Sanskrit & Chinese Translations

of 師子吼 : 獅子吼 "Lion's Roar"

("Si") A host, army; a leader, preceptor, teacher, model; tr. of upādhyāya, an 'under-teacher', generally interpreted as a Buddhist monk.

"Si" as in Si-Fu

子 "Ji" as in Seed, or Son (note the Buddha's Son's and Seeds, in relation to Lion's Roar! Tantric Buddhist Martial Arts symbolism.

師子 ("Si-Ji") Simha, a lion; also 獅子 Buddha, likened to the lion, the king of animals, in respect of his fearlessness.

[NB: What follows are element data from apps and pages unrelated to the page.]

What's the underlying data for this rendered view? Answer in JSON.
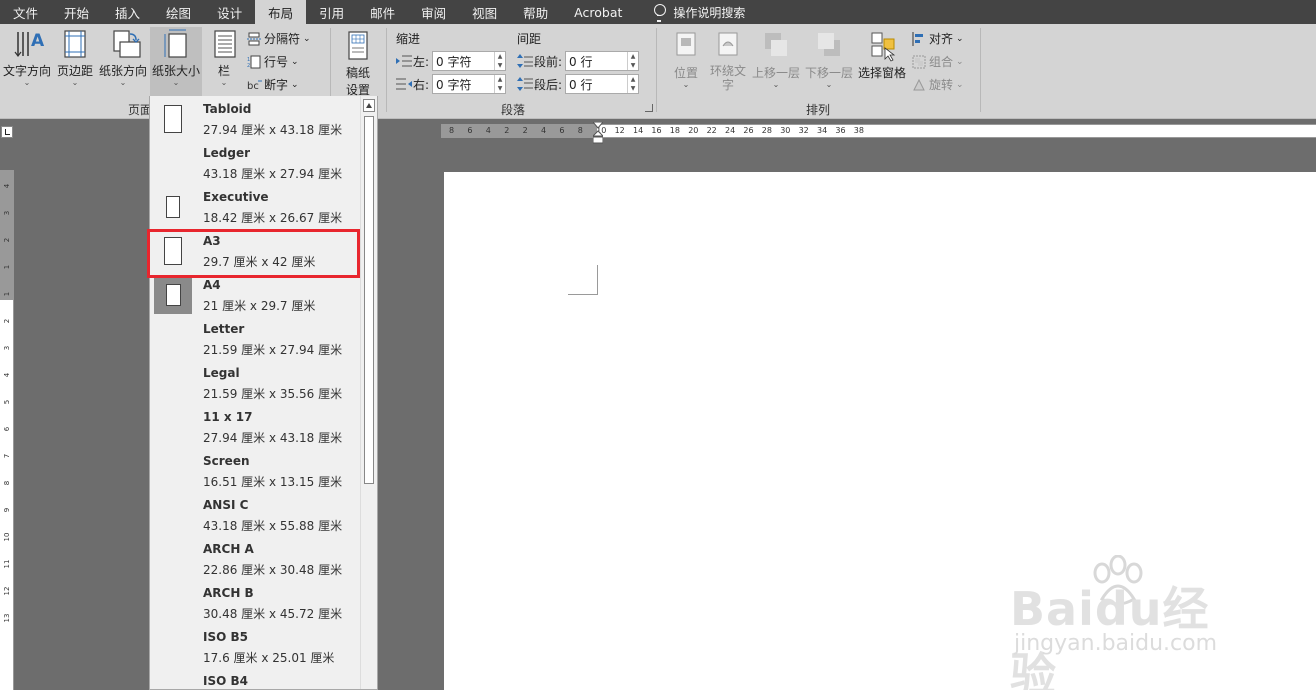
{
  "menubar": {
    "tabs": [
      "文件",
      "开始",
      "插入",
      "绘图",
      "设计",
      "布局",
      "引用",
      "邮件",
      "审阅",
      "视图",
      "帮助",
      "Acrobat"
    ],
    "active_tab": "布局",
    "tell_me": "操作说明搜索"
  },
  "ribbon": {
    "page_setup": {
      "text_direction": "文字方向",
      "margins": "页边距",
      "orientation": "纸张方向",
      "size": "纸张大小",
      "columns": "栏",
      "breaks": "分隔符",
      "line_numbers": "行号",
      "hyphenation": "断字",
      "group_label": "页面"
    },
    "draft": {
      "label1": "稿纸",
      "label2": "设置"
    },
    "paragraph": {
      "indent_title": "缩进",
      "spacing_title": "间距",
      "left_label": "左:",
      "right_label": "右:",
      "left_value": "0 字符",
      "right_value": "0 字符",
      "before_label": "段前:",
      "after_label": "段后:",
      "before_value": "0 行",
      "after_value": "0 行",
      "group_label": "段落"
    },
    "arrange": {
      "position": "位置",
      "wrap_text_1": "环绕文",
      "wrap_text_2": "字",
      "bring_forward": "上移一层",
      "send_backward": "下移一层",
      "selection_pane": "选择窗格",
      "align": "对齐",
      "group": "组合",
      "rotate": "旋转",
      "group_label": "排列"
    }
  },
  "paper_sizes": [
    {
      "name": "Tabloid",
      "dims": "27.94 厘米 x 43.18 厘米"
    },
    {
      "name": "Ledger",
      "dims": "43.18 厘米 x 27.94 厘米"
    },
    {
      "name": "Executive",
      "dims": "18.42 厘米 x 26.67 厘米"
    },
    {
      "name": "A3",
      "dims": "29.7 厘米 x 42 厘米"
    },
    {
      "name": "A4",
      "dims": "21 厘米 x 29.7 厘米"
    },
    {
      "name": "Letter",
      "dims": "21.59 厘米 x 27.94 厘米"
    },
    {
      "name": "Legal",
      "dims": "21.59 厘米 x 35.56 厘米"
    },
    {
      "name": "11 x 17",
      "dims": "27.94 厘米 x 43.18 厘米"
    },
    {
      "name": "Screen",
      "dims": "16.51 厘米 x 13.15 厘米"
    },
    {
      "name": "ANSI C",
      "dims": "43.18 厘米 x 55.88 厘米"
    },
    {
      "name": "ARCH A",
      "dims": "22.86 厘米 x 30.48 厘米"
    },
    {
      "name": "ARCH B",
      "dims": "30.48 厘米 x 45.72 厘米"
    },
    {
      "name": "ISO B5",
      "dims": "17.6 厘米 x 25.01 厘米"
    },
    {
      "name": "ISO B4",
      "dims": ""
    }
  ],
  "selected_paper": "A4",
  "highlighted_paper": "A3",
  "ruler": {
    "h_ticks": [
      "8",
      "6",
      "4",
      "2",
      "2",
      "4",
      "6",
      "8",
      "10",
      "12",
      "14",
      "16",
      "18",
      "20",
      "22",
      "24",
      "26",
      "28",
      "30",
      "32",
      "34",
      "36",
      "38"
    ],
    "v_ticks": [
      "4",
      "3",
      "2",
      "1",
      "1",
      "2",
      "3",
      "4",
      "5",
      "6",
      "7",
      "8",
      "9",
      "10",
      "11",
      "12",
      "13"
    ]
  },
  "watermark": {
    "main": "Baidu经验",
    "sub": "jingyan.baidu.com"
  },
  "colors": {
    "highlight": "#e8262e",
    "menubar": "#444444",
    "ribbon": "#d4d4d4"
  }
}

師子乳 Lion's milk, like bodhi -enlightenment, which is able to annihilate countless ages of the karma of affliction, just as one drop of lion's milk can disintegrate an ocean of ordinary milk.

金毛獅子 The lion with golden hair on which Bodhisattva Mañjuśrī (Wenshu) rides; also a previous incarnation of the Buddha.

師子光 Simharaśmi. 'A learned opponent of the Yogācāra school who lived about A. D. 630.' Eitel.

師子吼 ("Si-Ji-Hao") also: 獅子吼: Simhanāda. The lion's roar, a term designating authoritative or powerful preaching. As the lion's roar makes all animals tremble, subdues elephants, arrests birds in their light and fishes in the water, so Buddha's preaching overthrows all other religions, subdues devils, conquers heretics, and arrests the misery of life.

佛吼 Buddha's nāda, or roar, Buddha's preaching compared to a lion's roar

師子國 Simhala, Ceylon, the kingdom reputed to be founded by Simha, first an Indian merchant, later king of the country, who overcame the 'demons' of Ceylon and conquered the island.

師子座 (or 師子牀) Simhāsana. A lion throne, or couch. A Buddha throne, or seat; wherever the Buddha sits, even the bare ground; a royal throne.

師子奮迅 The lion aroused to anger, i.e. the Buddha's power of arousing awe.

師子尊者 師子比丘 Āryasimha, or Simha-bhiku. The 23rd or 24th patriarch, brahman by birth; a native of Central India; laboured in Kashmir, where he died a martyr A.D. 259.

師子王 Simhanadraja: The lion king, The Buddha.

師子相 Simdhadhvaja; 'lion-flag,' a Buddha south-east of our universe, fourth son of Mahābhijña.

師子冑 or 師子鎧 Harivarman, to whom the 成實論 Satyasiddhi-śāstra is ascribed.

師子身中蟲 Just as no animal eats a dead lion, but it is destroyed by worms produced within itself, so no outside force can destroy Buddhism, only evil monks within it can destroy it.

師子遊戲三昧 The joyous Samādhi which is likened to the play of the lion with his prey. When a Buddha enters this degree of Samādhi he causes the earth to tremble, and the purgatories to give up their inmates.

師子音 Simhaghoma; 'lion's voice,' a Buddha south-east of our universe, third son of Mahābhijña

師子音 "Guru with a Lion's voice" also 師子吼 or 獅子吼 as "Guru Lion's Roar" BOTH names for Padmasambhava - the Lotus Born (called Guru Rinpoche) the Patriarch of Tantric Buddhism to Tibet.

 

      Om Ah Hum Vajra Simhanada Sangha Hum

      

 

-v